Container crisis hits world trade

Container ships are piling up in front of the ports, prices for freight containers are exploding, and there are problems in supply chains around the world.

Stephan Mang

By Pollen Consulting Group Partner Dr Stephan Mang. 

The reasons and consequences of the container crisis are diverse. Below are some snap shots from different trading regions in the world and the domino effect this has on world trade.

The situation in China 

The Futian container terminal near the southern Chinese metropolis of Shenzhen is one of the largest cargo ports in the world. If things stall here, the entire world trade suffers. This is what happened around two months ago – due to some Covid cases in Futian, the dock workers had to stay at home. For weeks, only less than half as many freight containers could be managed as usual.

The result was a congestion for dozens of giant container ships along the southern Chinese coast. Important components, machines and raw materials could not be delivered to China. Conversely, export products could not get out of China – computers, smartphones, bicycles and coffee machines, for example. In the meantime, operations in Shenzhen/Futian are up and running again, however there is still a backlog.

Regardless of the Covid-related port closure in southern China, there is an unprecedented shortage of containers in the People’s Republic. Freight prices have increased roughly tenfold affecting medium-sized companies in particular.

In some cases, shipping goods in a container to Europe now costs more than the freight that is in the container. Sending goods to China has also become incredibly expensive.

There is no improvement in sight, at least in the short term, on the contrary. It is likely that the container crisis will continue into next year.

The situation in the USA 

Container jams are also the norm in Los Angeles. Cargo ships still have to anchor in front of the port for days before they can be loaded and unloaded. Americans are so eager to order, above all, clothing, electronics, Halloween items, household appliances and furniture are transported to Los Angeles. Goods that leave the country are only found in every fifth container.

The port in Los Angeles reports record numbers. Never before have so many containers been handled in a June, never before have more than a million been handled in a month, as in May. However, that volume of containers causes a congestion, and ships currently have to wait around five days in front of the port before they can unload their cargo. There are also not sufficient trucks to quickly transport the containers further into the US.
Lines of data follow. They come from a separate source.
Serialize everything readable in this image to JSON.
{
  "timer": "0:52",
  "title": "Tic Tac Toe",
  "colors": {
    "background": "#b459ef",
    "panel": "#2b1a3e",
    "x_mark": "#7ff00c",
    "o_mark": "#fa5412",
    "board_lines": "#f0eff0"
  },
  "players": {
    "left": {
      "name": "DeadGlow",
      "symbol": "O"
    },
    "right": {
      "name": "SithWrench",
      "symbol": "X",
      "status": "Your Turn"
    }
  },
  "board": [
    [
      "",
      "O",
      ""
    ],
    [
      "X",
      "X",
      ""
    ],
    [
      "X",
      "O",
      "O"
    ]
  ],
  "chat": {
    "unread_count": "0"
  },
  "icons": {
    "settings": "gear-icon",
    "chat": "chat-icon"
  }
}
Due to the worldwide container scarce, transport costs have exploded. Many goods for the USA are originally from Asia. The price for a container on the Asia-USA route is now more than three times as high as it was at the beginning of 2020. This is particularly problematic for small and medium-size traders, who pay significantly more for the transport and have to wait even longer for their goods.

The situation in Singapore 

The port of Singapore is recovering. In the first five months of this year, more freight was handled than in the same period of 2019 and 2020. However, port closings, delays of ships and congestion in the ports have left their mark on Singapore.

According to the port operator, the port is partially overloaded because cargo does not arrive on schedule. For the large container ships, the waiting time is five to seven days, usually it is two days.

Singapore wants to solve the delays with innovation and digitization, with better tracking of containers, for example, the supply chains could then react and be optimised in the event of delays or other adverse events.

 

About Dr Stephan Mang 

Equipped with over 20 years of global industrial and consultancy experience in FMCG, Pharmaceuticals and Chemical organisations, Stephan is an outcome-focused leader with vast experience in operations as well as a certified leadership and business coach.

About Pollen Consulting Group 

Pollen is the consultants of choice for leaders with an eye on their operations.

Established in 2016, Pollen is ‘a management consultancy with a difference’ driving bottom-line performance through end-to-end supply chain transformation.

We partner with retailers, suppliers and producers delivering engagements that cover every element of a COOs remit.